Not every filmmaker, especially those starting out, could afford to do what Smith is doing. Smith does however have a built in cult following and a ready-made publicity machine with his SModcast network. If nothing else, this shows that there is more than one way to do things. Other filmmakers, who might feel that the current method of doing things is outdated, might want to take a look at what Smith is doing. After all, if there is more than one way to get a film out to audiences, there is certainly more than two.
That is something that is reiterated in the Harvey Boys manifesto. "It is our intent to use the groundwork we lay with RED STATE to aid other filmmakers in releasing their films, via our new launched SModcast Pictures," the posting read. "Don't hate the studio; BECOME the studio. Anybody can make a movie; what we aim to prove is anyone can release a movie as well."
Kevin Smith has shaken things up and forced filmmakers to take a look at new ways of doing things. And that's always exciting.
As if all of this weren't enough, Kevin Smith also announced his retirement from filmmaking. For months, he has been hinting at this development in his podcasts. "After this, I think I have one more film left in me and then I'm done," he told the Nerdist. That film is another comedy, the hockey-themed HURT SOMEBODY, to be made next year. So, this announcement was sort of expected. Still, to hear it formally announced at Sundance is a major disappointment.
Personally, I've enjoyed all of Smith's films to varying degrees. Some I naturally love more than others. But I am very excited to see RED STATE, because I believe Smith is at his most interesting when he defies expectations. Smith took his brand of comedy and inserted it into a tender and unconventional love story, coming up with the incredible CHASING AMY. He used old school zany humor to skewer religious stereotyping in DOGMA. I was personally a big fan of the film he did a few years ago, ZACK AND MIRI MAKE A PORNO. So now that he is truly going out on a limb like no other filmmaker with his reputation, it would be a shame if this were an end to what he has to offer. I personally hope he discovers more stories he wants to tell.

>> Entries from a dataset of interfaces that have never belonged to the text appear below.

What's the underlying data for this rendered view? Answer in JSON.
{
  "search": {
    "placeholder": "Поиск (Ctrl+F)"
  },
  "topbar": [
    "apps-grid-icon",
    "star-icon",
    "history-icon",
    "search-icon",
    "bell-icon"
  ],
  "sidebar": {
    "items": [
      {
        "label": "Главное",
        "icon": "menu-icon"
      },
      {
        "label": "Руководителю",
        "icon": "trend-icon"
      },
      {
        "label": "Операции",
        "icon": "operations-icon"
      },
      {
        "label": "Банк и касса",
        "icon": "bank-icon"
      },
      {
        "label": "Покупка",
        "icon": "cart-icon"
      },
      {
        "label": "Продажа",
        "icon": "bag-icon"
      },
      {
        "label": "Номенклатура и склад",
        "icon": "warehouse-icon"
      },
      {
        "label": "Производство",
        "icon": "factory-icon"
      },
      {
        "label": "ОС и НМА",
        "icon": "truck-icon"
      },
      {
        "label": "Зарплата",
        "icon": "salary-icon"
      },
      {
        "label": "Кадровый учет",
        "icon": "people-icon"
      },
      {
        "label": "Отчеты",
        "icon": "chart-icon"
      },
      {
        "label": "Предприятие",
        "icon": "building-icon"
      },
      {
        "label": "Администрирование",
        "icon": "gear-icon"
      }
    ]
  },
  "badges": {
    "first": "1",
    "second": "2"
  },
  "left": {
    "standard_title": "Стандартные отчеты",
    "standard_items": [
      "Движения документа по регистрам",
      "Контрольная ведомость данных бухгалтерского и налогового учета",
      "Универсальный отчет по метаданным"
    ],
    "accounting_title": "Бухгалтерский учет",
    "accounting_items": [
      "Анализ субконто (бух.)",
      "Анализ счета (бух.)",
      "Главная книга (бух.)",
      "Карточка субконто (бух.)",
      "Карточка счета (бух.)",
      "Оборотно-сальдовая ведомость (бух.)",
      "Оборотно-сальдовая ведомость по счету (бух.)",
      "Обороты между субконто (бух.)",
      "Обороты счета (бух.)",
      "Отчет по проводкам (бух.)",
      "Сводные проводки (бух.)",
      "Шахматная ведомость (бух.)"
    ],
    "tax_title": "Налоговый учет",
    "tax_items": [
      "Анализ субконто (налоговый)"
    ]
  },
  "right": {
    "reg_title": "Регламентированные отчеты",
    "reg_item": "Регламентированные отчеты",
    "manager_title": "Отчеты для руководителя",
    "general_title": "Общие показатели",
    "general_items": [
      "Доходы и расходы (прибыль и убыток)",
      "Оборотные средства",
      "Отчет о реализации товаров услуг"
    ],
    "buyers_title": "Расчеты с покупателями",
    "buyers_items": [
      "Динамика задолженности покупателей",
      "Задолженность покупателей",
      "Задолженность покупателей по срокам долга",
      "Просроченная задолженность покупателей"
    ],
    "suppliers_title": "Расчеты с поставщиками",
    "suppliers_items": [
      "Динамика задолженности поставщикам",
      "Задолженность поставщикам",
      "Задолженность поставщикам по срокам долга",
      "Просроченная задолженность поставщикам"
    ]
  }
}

Is RED STATE a successful film? I don't know. Like much of the country, I have not yet seen it and so I cannot comment. It will however be an interesting film, just like it is interesting to see any talented filmmaker venture out of their comfort zone and deliver something new. That is something that doesn't only cover the making of RED STATE, but the release as well. Maybe it will be a success, maybe not. But Smith has already struck a resounding blow to independent filmmaking. Just like 17 years ago, when Smith first burst onto the scene.... at Sundance.